AgriCulture South Africa (AgriSA) chief economist Kulani Siweya welcomed Steenhuisen’s appointment, saying the organisation looked forward to a productive relationship to advance the sector.

In the past 10 years, agriculture in South Africa has been on a better footing, having grown more consistently than other sectors, including mining and manufacturing, he noted.

“It just tells you how resilient and robust the agricultural sector has remained over the course of the years and how much growth has happened in that sector and this speaks to the resilience, it speaks to the agility and the ability to adapt to the tough environment,” Siweya added.

The slump in the Agbiz confidence index reflected El Niño’s effect on grain and oilseed production, and this was not unwarranted, according to Heleen Viljoen, an economist at GrainSA.

She said when farmers started their planting cycle in December, very favourable weather conditions prevailed, resulting in an excess of summer grains.
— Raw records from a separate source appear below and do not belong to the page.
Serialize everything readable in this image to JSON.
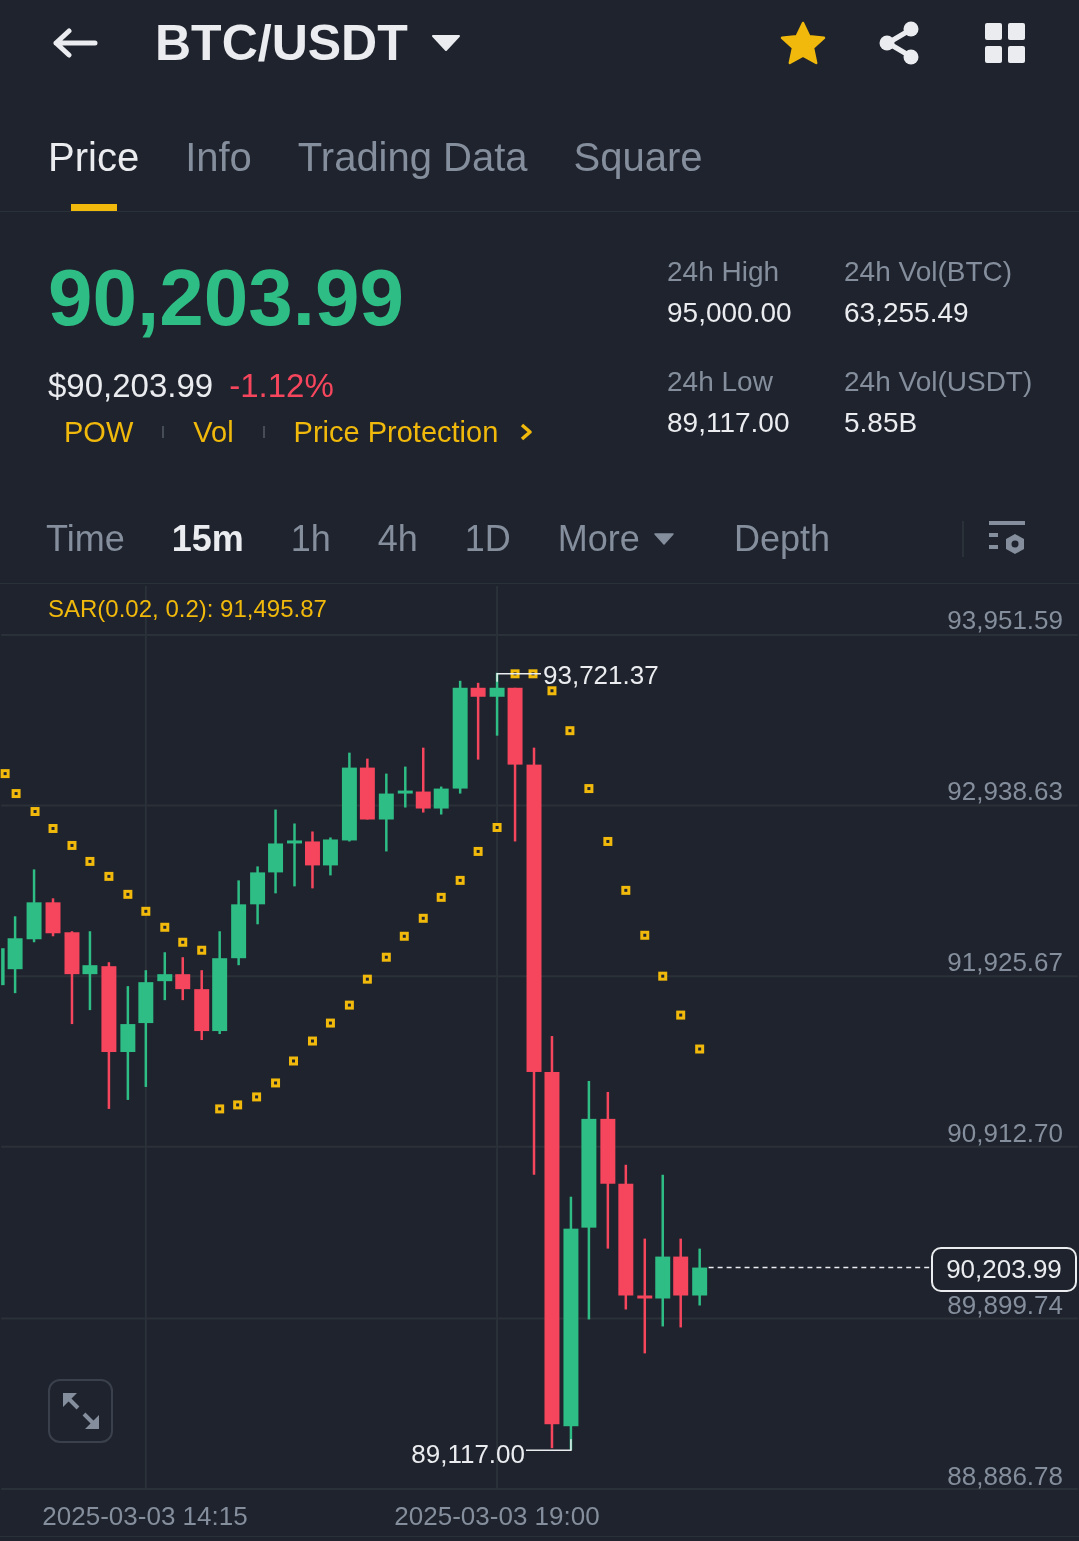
{
  "header": {
    "title": "BTC/USDT",
    "favorited": true
  },
  "tabs": [
    {
      "label": "Price",
      "selected": true
    },
    {
      "label": "Info",
      "selected": false
    },
    {
      "label": "Trading Data",
      "selected": false
    },
    {
      "label": "Square",
      "selected": false
    }
  ],
  "ticker": {
    "last_price": "90,203.99",
    "usd_price": "$90,203.99",
    "change": "-1.12%"
  },
  "tags": [
    {
      "label": "POW",
      "kind": "tag"
    },
    {
      "label": "Vol",
      "kind": "tag"
    },
    {
      "label": "Price Protection",
      "kind": "link"
    }
  ],
  "stats": [
    {
      "label": "24h High",
      "value": "95,000.00"
    },
    {
      "label": "24h Vol(BTC)",
      "value": "63,255.49"
    },
    {
      "label": "24h Low",
      "value": "89,117.00"
    },
    {
      "label": "24h Vol(USDT)",
      "value": "5.85B"
    }
  ],
  "intervals": [
    {
      "label": "Time",
      "kind": "interval",
      "selected": false
    },
    {
      "label": "15m",
      "kind": "interval",
      "selected": true
    },
    {
      "label": "1h",
      "kind": "interval",
      "selected": false
    },
    {
      "label": "4h",
      "kind": "interval",
      "selected": false
    },
    {
      "label": "1D",
      "kind": "interval",
      "selected": false
    },
    {
      "label": "More",
      "kind": "menu",
      "selected": false
    },
    {
      "label": "Depth",
      "kind": "view",
      "selected": false
    }
  ],
  "chart": {
    "indicator": "SAR(0.02, 0.2): 91,495.87",
    "y_labels": [
      "93,951.59",
      "92,938.63",
      "91,925.67",
      "90,912.70",
      "89,899.74",
      "88,886.78"
    ],
    "high_label": "93,721.37",
    "low_label": "89,117.00",
    "last_price": "90,203.99",
    "x_labels": [
      "2025-03-03 14:15",
      "2025-03-03 19:00"
    ]
  }
}
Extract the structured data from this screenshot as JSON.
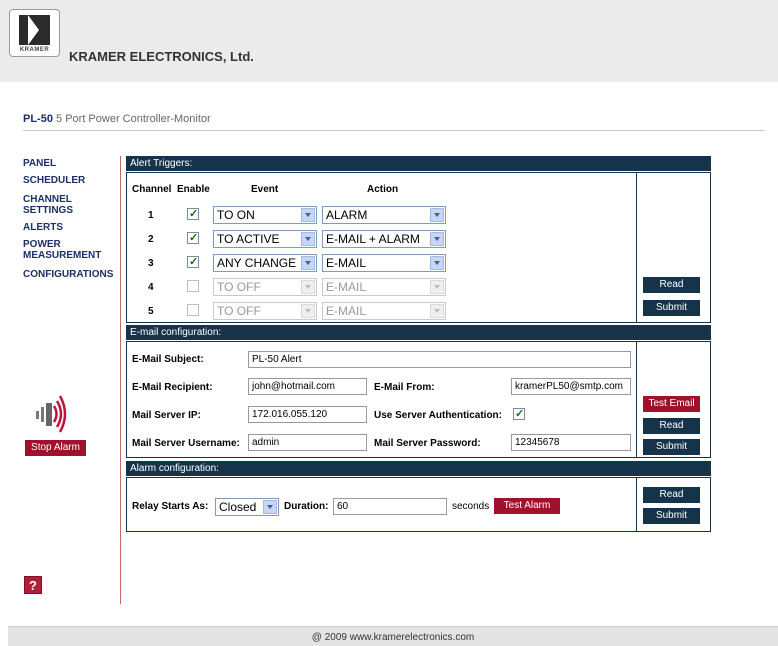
{
  "header": {
    "logo_text": "KRAMER",
    "company": "KRAMER ELECTRONICS, Ltd."
  },
  "product": {
    "model": "PL-50",
    "description": "5 Port Power Controller-Monitor"
  },
  "nav": [
    "PANEL",
    "SCHEDULER",
    "CHANNEL",
    "SETTINGS",
    "ALERTS",
    "POWER",
    "MEASUREMENT",
    "CONFIGURATIONS"
  ],
  "stop_alarm": "Stop Alarm",
  "help": "?",
  "alert_triggers": {
    "title": "Alert Triggers:",
    "headers": {
      "channel": "Channel",
      "enable": "Enable",
      "event": "Event",
      "action": "Action"
    },
    "rows": [
      {
        "channel": "1",
        "enabled": true,
        "event": "TO ON",
        "action": "ALARM"
      },
      {
        "channel": "2",
        "enabled": true,
        "event": "TO ACTIVE",
        "action": "E-MAIL + ALARM"
      },
      {
        "channel": "3",
        "enabled": true,
        "event": "ANY CHANGE",
        "action": "E-MAIL"
      },
      {
        "channel": "4",
        "enabled": false,
        "event": "TO OFF",
        "action": "E-MAIL"
      },
      {
        "channel": "5",
        "enabled": false,
        "event": "TO OFF",
        "action": "E-MAIL"
      }
    ],
    "read": "Read",
    "submit": "Submit"
  },
  "email": {
    "title": "E-mail configuration:",
    "subject_label": "E-Mail Subject:",
    "subject": "PL-50 Alert",
    "recipient_label": "E-Mail Recipient:",
    "recipient": "john@hotmail.com",
    "from_label": "E-Mail From:",
    "from": "kramerPL50@smtp.com",
    "server_ip_label": "Mail Server IP:",
    "server_ip": "172.016.055.120",
    "auth_label": "Use Server Authentication:",
    "auth": true,
    "username_label": "Mail Server Username:",
    "username": "admin",
    "password_label": "Mail Server Password:",
    "password": "12345678",
    "test": "Test Email",
    "read": "Read",
    "submit": "Submit"
  },
  "alarm": {
    "title": "Alarm configuration:",
    "relay_label": "Relay Starts As:",
    "relay": "Closed",
    "duration_label": "Duration:",
    "duration": "60",
    "unit": "seconds",
    "test": "Test Alarm",
    "read": "Read",
    "submit": "Submit"
  },
  "footer": "@ 2009 www.kramerelectronics.com",
  "colors": {
    "bar": "#15344b",
    "red_button": "#a0122b",
    "nav": "#1c2f67"
  }
}
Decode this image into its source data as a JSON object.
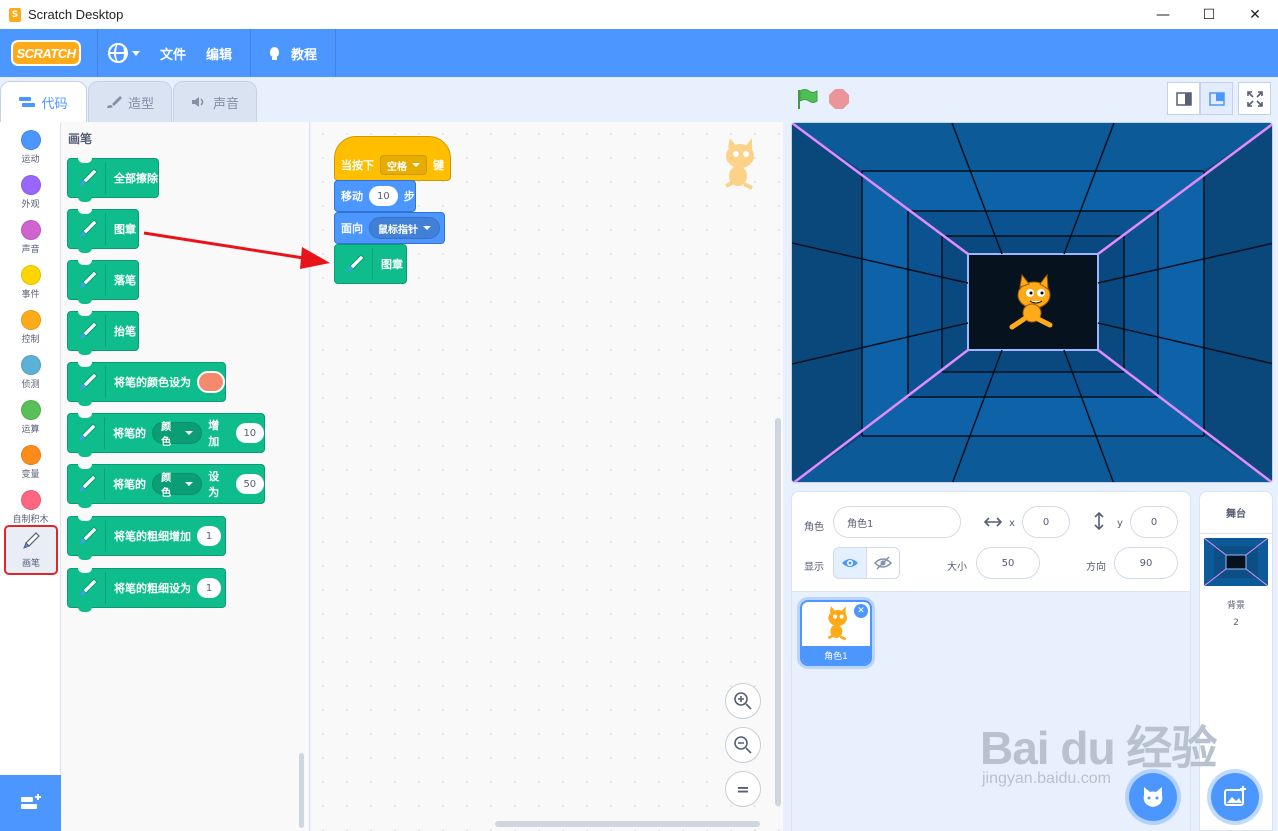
{
  "window": {
    "title": "Scratch Desktop"
  },
  "menubar": {
    "logo": "SCRATCH",
    "file": "文件",
    "edit": "编辑",
    "tutorials": "教程"
  },
  "tabs": [
    {
      "label": "代码"
    },
    {
      "label": "造型"
    },
    {
      "label": "声音"
    }
  ],
  "categories": [
    {
      "label": "运动",
      "color": "#4c97ff"
    },
    {
      "label": "外观",
      "color": "#9966ff"
    },
    {
      "label": "声音",
      "color": "#cf63cf"
    },
    {
      "label": "事件",
      "color": "#ffd500"
    },
    {
      "label": "控制",
      "color": "#ffab19"
    },
    {
      "label": "侦测",
      "color": "#5cb1d6"
    },
    {
      "label": "运算",
      "color": "#59c059"
    },
    {
      "label": "变量",
      "color": "#ff8c1a"
    },
    {
      "label": "自制积木",
      "color": "#ff6680"
    },
    {
      "label": "画笔",
      "color": "#0fbd8c"
    }
  ],
  "palette": {
    "title": "画笔",
    "blocks": {
      "clear": "全部擦除",
      "stamp": "图章",
      "pen_down": "落笔",
      "pen_up": "抬笔",
      "set_color": "将笔的颜色设为",
      "change_param_prefix": "将笔的",
      "change_param_drop": "颜色",
      "change_param_suffix": "增加",
      "change_param_value": "10",
      "set_param_prefix": "将笔的",
      "set_param_drop": "颜色",
      "set_param_suffix": "设为",
      "set_param_value": "50",
      "change_size": "将笔的粗细增加",
      "change_size_value": "1",
      "set_size": "将笔的粗细设为",
      "set_size_value": "1"
    }
  },
  "script": {
    "hat_prefix": "当按下",
    "hat_key": "空格",
    "hat_suffix": "键",
    "move_label": "移动",
    "move_value": "10",
    "move_suffix": "步",
    "point_label": "面向",
    "point_target": "鼠标指针",
    "stamp_label": "图章"
  },
  "zoom": {
    "reset": "="
  },
  "sprite_info": {
    "sprite_label": "角色",
    "sprite_name": "角色1",
    "x_label": "x",
    "x_value": "0",
    "y_label": "y",
    "y_value": "0",
    "show_label": "显示",
    "size_label": "大小",
    "size_value": "50",
    "direction_label": "方向",
    "direction_value": "90"
  },
  "sprites": [
    {
      "name": "角色1"
    }
  ],
  "stage_panel": {
    "title": "舞台",
    "backdrop_label": "背景",
    "backdrop_count": "2"
  },
  "watermark": {
    "text": "Bai du 经验",
    "url": "jingyan.baidu.com"
  }
}
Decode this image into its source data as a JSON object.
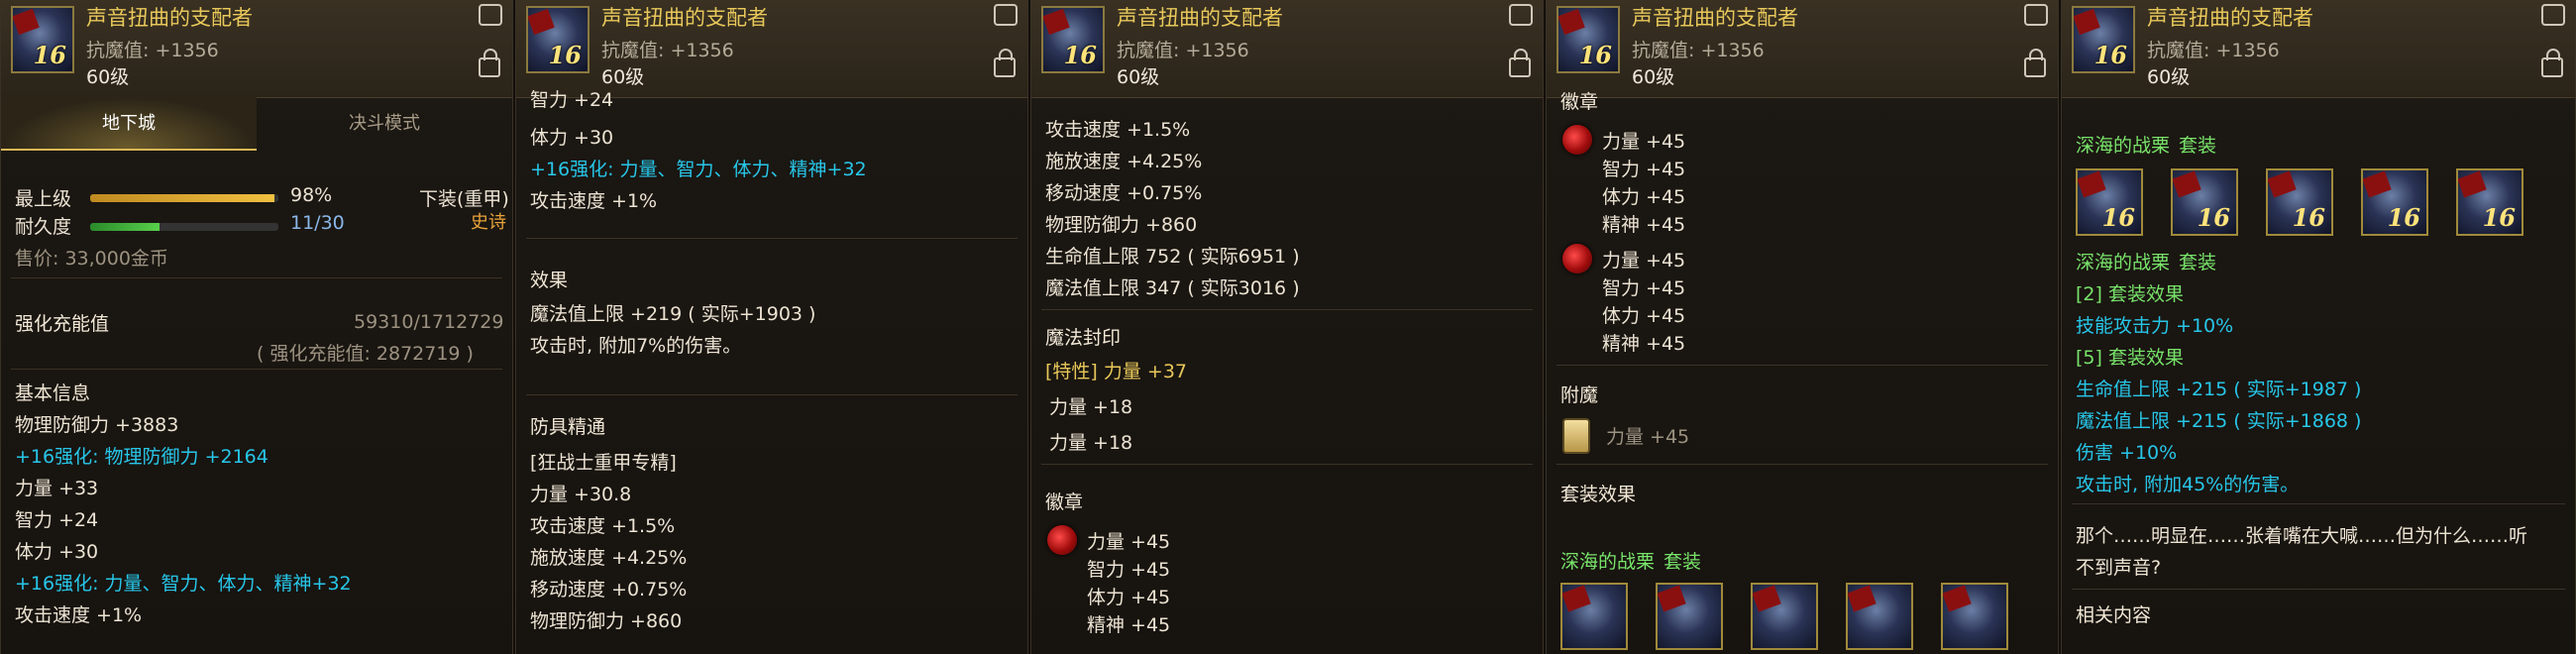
{
  "item": {
    "name": "声音扭曲的支配者",
    "magic_resist": "抗魔值: +1356",
    "level": "60级",
    "icon_level": "16"
  },
  "panel1": {
    "tab_dungeon": "地下城",
    "tab_pvp": "决斗模式",
    "grade_label": "最上级",
    "grade_value": "98%",
    "grade_fraction": 0.98,
    "slot": "下装(重甲)",
    "rarity": "史诗",
    "durability_label": "耐久度",
    "durability_value": "11/30",
    "durability_fraction": 0.3667,
    "price": "售价: 33,000金币",
    "charge_label": "强化充能值",
    "charge_value": "59310/1712729",
    "charge_sub": "( 强化充能值: 2872719 )",
    "basic_info": "基本信息",
    "phys_def": "物理防御力 +3883",
    "reinforce_def": "+16强化: 物理防御力 +2164",
    "str": "力量 +33",
    "int": "智力 +24",
    "vit": "体力 +30",
    "reinforce_stats": "+16强化: 力量、智力、体力、精神+32",
    "atk_speed": "攻击速度 +1%"
  },
  "panel2": {
    "int_partial": "智力 +24",
    "vit": "体力 +30",
    "reinforce_stats": "+16强化: 力量、智力、体力、精神+32",
    "atk_speed": "攻击速度 +1%",
    "effect_head": "效果",
    "effect_mp": "魔法值上限 +219 ( 实际+1903 )",
    "effect_dmg": "攻击时, 附加7%的伤害。",
    "mastery_head": "防具精通",
    "mastery_class": "[狂战士重甲专精]",
    "mastery_str": "力量 +30.8",
    "mastery_atk": "攻击速度 +1.5%",
    "mastery_cast": "施放速度 +4.25%",
    "mastery_move": "移动速度 +0.75%",
    "mastery_def": "物理防御力 +860"
  },
  "panel3": {
    "atk": "攻击速度 +1.5%",
    "cast": "施放速度 +4.25%",
    "move": "移动速度 +0.75%",
    "def": "物理防御力 +860",
    "hp": "生命值上限 752 ( 实际6951 )",
    "mp": "魔法值上限 347 ( 实际3016 )",
    "seal_head": "魔法封印",
    "seal_trait": "[特性] 力量 +37",
    "seal_str1": "力量 +18",
    "seal_str2": "力量 +18",
    "emblem_head": "徽章",
    "emb_str": "力量 +45",
    "emb_int": "智力 +45",
    "emb_vit": "体力 +45",
    "emb_spi": "精神 +45"
  },
  "panel4": {
    "emblem_partial": "徽章",
    "e1_str": "力量 +45",
    "e1_int": "智力 +45",
    "e1_vit": "体力 +45",
    "e1_spi": "精神 +45",
    "e2_str": "力量 +45",
    "e2_int": "智力 +45",
    "e2_vit": "体力 +45",
    "e2_spi": "精神 +45",
    "enchant_head": "附魔",
    "enchant_str": "力量 +45",
    "set_effect_head": "套装效果",
    "set_name": "深海的战栗",
    "set_tag": "套装"
  },
  "panel5": {
    "set_name": "深海的战栗",
    "set_tag": "套装",
    "set_name2": "深海的战栗",
    "set_tag2": "套装",
    "bonus2_head": "[2] 套装效果",
    "bonus2_skill": "技能攻击力 +10%",
    "bonus5_head": "[5] 套装效果",
    "bonus5_hp": "生命值上限 +215 ( 实际+1987 )",
    "bonus5_mp": "魔法值上限 +215 ( 实际+1868 )",
    "bonus5_dmg": "伤害 +10%",
    "bonus5_extra": "攻击时, 附加45%的伤害。",
    "flavor1": "那个……明显在……张着嘴在大喊……但为什么……听",
    "flavor2": "不到声音?",
    "related": "相关内容"
  },
  "colors": {
    "title": "#e8c85a",
    "reinforce": "#27c6e8",
    "set_green": "#78e36a",
    "epic": "#e8a23a"
  }
}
However, during the January to mid-February period, a mid-season drought led to a deterioration in crop production.

Production of white maize is about 25% less than the previous season, while that of yellow maize is down about 11%, Viljoen said.

“This is important to keep in mind because most South Africans eat maize as one of their staple meals,” she said. 

In addition to the climate, other issues such as the poor condition of roads and railways and load-shedding, as well as the price volatility due to the war in the Middle East, also hurt operations. 

“All those things add to the impact of the drought and make it so much worse,” Viljoen said.

She said railway networks are a more efficient transport option for grains and oilseeds than roads but the poor rail infrastructure has led to producers using road transport, which is more expensive.

Viljoen would like to see the new administration prioritise infrastructure, especially roads and railways, to ensure a more efficient value chain for the grain industry. 

Agbiz’s Sihlobo said although the index indicated subdued sentiment on ports, these have been showing some recovery. 

“Exports were up 6% year on year, trade surplus  was up 20% year on year. This shows a sector that has actually been, on an economic side, in a recovery and doing reasonably well,” he said.

Sihlobo said there may be recovery in grain outputs in the third quarter of the year, adding that in 2025, the La Nina period would bring good rainfall, making him optimistic about the future of South Africa’s agriculture.

“The new leadership in the sector, which includes the minister and those that are in land affairs, are aware of the economic benefit and potential of the sector. And I think that they will seize the moment to ensure that South Africa’s agriculture continues on its inclusive growth agenda,” he added.

Siweya, on his part, said if the new administration tackled the poor roads and there was an improvement in electricity supply and ports improve, sentiment would shift drastically, nudging the index back into positive territory.